The latest Accretionary Wedge, the acclaimed gathering of the Geoblogosphere, is hosted this time by Geologist Ron Schott at his "Geology Home Companion Blog" and he is asking for "the most memorable or significant geological event that you've directly experienced."

If a geologist claims to have directly experienced a geological event there are only two possible explanations: the event happens extraordinarily fast or the geologist is very, very old.

In 1859 the British physicist John Tyndall discovered the importance of CO2 and water vapour for the temperature balance in earth's atmosphere. In 1896 the Swedish scientist Svante Arrhenius calculated the variations of temperature for different concentrations of CO2, observing that the emissions of the industry of this gas could modify the atmosphere and the climate.

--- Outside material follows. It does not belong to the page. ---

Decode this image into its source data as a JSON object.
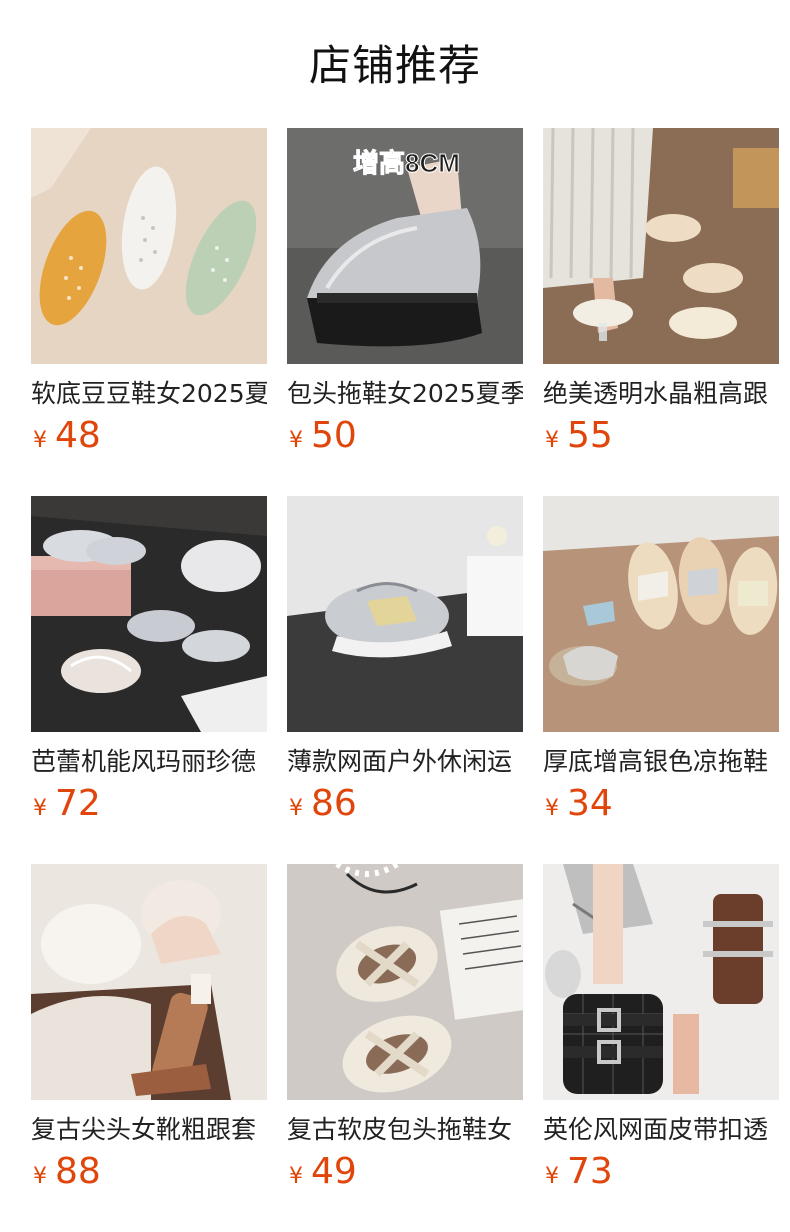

In 1938 the first measurements in the Polar Regions showed an increase in the measured temperature and since 1979 the scientific community is actively warning of the influence of humankind on the global climate (The New York Times has an exhaustive timeline of Science and Politics of Climate Change).

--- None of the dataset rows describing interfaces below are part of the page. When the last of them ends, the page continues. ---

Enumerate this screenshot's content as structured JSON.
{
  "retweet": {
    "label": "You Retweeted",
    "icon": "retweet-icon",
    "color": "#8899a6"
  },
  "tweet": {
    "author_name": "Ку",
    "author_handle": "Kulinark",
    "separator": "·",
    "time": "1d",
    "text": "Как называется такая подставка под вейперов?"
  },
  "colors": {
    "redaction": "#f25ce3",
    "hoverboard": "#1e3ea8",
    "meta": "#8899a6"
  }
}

If we compressed earth's history in one year, these 150 years would be approximately one second and still more than double an average human lifespan. It therefore could seem that the physics behind anthropogenic global warming is abstract and the effects only perceivable by a human observer in a remote future.

However black and white photos from just two generations ago show us entire valleys covered by a glacier and the glacial retreat has increased in speed in the last decades. Now even a young geologist can report the disappearance of glaciers and the actual environmental and climate change as first hand experience - a memorable, but also alarming experience.

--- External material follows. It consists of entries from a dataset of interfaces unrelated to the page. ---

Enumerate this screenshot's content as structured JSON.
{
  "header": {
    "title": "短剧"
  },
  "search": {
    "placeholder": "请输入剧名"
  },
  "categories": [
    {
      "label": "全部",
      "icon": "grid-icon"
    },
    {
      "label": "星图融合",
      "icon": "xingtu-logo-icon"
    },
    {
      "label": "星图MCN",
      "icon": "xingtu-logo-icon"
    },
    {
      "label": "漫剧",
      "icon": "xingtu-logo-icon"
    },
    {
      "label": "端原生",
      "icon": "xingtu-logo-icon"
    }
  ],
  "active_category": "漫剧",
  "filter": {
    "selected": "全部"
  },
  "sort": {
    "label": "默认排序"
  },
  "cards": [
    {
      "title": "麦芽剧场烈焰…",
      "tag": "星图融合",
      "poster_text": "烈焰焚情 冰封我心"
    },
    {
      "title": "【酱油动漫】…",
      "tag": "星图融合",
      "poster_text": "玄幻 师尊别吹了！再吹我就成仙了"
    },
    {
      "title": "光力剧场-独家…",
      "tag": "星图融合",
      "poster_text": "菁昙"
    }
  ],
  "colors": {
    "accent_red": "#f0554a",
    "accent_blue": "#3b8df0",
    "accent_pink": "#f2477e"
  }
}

Fig.1. & Fig.2. Two alpine glaciers at the beginning of the 20th century and in the early 21st century (image in public domain).